Brian Vukadinovich represents himself in court better than most lawyers could, and he has receipts.
Usually at this time each month, I praise an attorney who’s been friendly to self-represented litigants as part of our Lawyers We Love™ series.
Brian is not a lawyer, but I can’t think of anyone in the business of litigation who deserves more applause.
In 2013, Brian sued an Indiana school board and several school administrators for due process violations when they refused to renew his teaching contract.
I shared his story earlier this year, when he’d just completed the jury trial.
Two weeks ago, the judge in the case issued a final order blasting the school board, and it’s a doozy. Among other sharp passages, Chief Judge Philip Simon of the U.S. Northern District of Indiana wrote this:
Based on the evidence presented at trial, a reasonable jury could have found that the process afforded Vukadinovich was insufficient to satisfy the requirements of due process. One glaring issue for the defendants at trial was the fact that no one could point to the clear, uncontested, and uncontradicted reason that Vukadinovich was terminated. In fact, the testimony of the defense’s key witnesses—Biggs and Kaiser—was inconsistent and, at times, nonsensical. The evidence showed that the School was playing a game of Whack-a-Mole with Vukadinovich—they would tell him one reason for his termination and when he would try to dispel it, they would then come up with another reason.
The problem with the School’s wishy-washy explanation of the reason for Vukadinovich’s termination was magnified at trial when the jury was able to consider the credibility of Biggs and Kaiser. Recall that Vukadinovich was acting pro se, and when he was questioning Kaiser and Biggs, they were both extremely evasive and combative, often responding to his questions with a query of their own or by repeatedly asking him to define what are otherwise commonplace terms. It was an excruciating exercise to observe, especially when they put up no such fight when questioned by defense counsel. These theatrics were not only distracting and off putting, but they also added flavor to the argument that the reasons the defendants gave for Vukadinovich’s termination were pretextual.
To put it bluntly, after several years of presiding over this litigation, including a five day jury trial, I cannot tell you why Vukadinovich was terminated. The jury surely must have sympathized with Vukadinovich, who simply wanted a straight-forward explanation for why he was being let go. In the end, it was reasonable for a jury to look at the mess of contradictory evidence and courtroom theatrics and conclude that Vukadinovich was not given a sufficient explanation of the reasons for the decision to potentially terminate him and, therefore, a meaningful opportunity to respond, all in violation of his right to due process.

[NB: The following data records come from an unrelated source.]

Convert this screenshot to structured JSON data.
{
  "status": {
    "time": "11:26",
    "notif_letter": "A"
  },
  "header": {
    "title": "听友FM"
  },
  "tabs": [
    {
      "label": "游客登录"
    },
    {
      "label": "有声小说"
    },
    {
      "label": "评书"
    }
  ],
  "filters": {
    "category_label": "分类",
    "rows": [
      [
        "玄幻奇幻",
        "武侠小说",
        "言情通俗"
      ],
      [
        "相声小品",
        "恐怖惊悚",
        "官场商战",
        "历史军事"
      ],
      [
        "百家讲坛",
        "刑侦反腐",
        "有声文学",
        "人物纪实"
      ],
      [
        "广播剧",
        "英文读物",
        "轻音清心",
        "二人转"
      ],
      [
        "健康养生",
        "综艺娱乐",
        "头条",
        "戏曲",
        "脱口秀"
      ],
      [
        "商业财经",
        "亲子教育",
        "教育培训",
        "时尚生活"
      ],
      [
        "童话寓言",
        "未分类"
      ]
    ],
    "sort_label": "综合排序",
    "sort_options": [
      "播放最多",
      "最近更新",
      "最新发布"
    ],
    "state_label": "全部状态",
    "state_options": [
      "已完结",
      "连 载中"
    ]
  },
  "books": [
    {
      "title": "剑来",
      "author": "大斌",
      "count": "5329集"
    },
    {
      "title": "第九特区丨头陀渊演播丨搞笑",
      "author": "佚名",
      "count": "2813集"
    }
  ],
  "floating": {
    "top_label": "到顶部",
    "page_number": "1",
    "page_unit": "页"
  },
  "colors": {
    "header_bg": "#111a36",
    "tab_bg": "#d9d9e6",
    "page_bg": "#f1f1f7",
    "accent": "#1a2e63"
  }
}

I doubt the school board will appeal, which means Brian will soon see a fat paycheck for his efforts.
I can’t tell you how happy it makes me to hear of Brian’s success, not just for him but for all of us. Every victory like this makes the next judge we face more receptive, less biased, more capable of giving us a fair hearing.
I’ve told Brian that if more of us could handle a courtroom the way he does, we’d have a justice system that worked for everyone.
He’s far too experienced at pro se litigation to need Burlington Avenue’s services, but he has kind words for us nevertheless. Here’s what Brian wants you to know:
I was able to represent myself and win a major jury trial in federal court resulting in a six figure verdict against my former employer for violating my federal due process rights but it was very difficult. I felt confident that I would be able to win my case because I had substantial years of experience in pro se litigation and I knew what to expect. I am well aware of the great services offered by Burlington Avenue and I would highly recommend that any persons thinking about representing themselves in court contact Burlington Avenue for the proper guidance you will need to successfully represent yourself in court.
— Brian Vukadinovich
Brian has some projects in the works that may help self-represented litigants perform better, but they’re not ready for public disclosure yet and I won’t scoop him. Just know you can expect to hear about it here first!
Thanks to Brian Vukadinovich for being a model pro se litigant, and for making sure there’s at least one federal judge in Indiana who knows what we can do.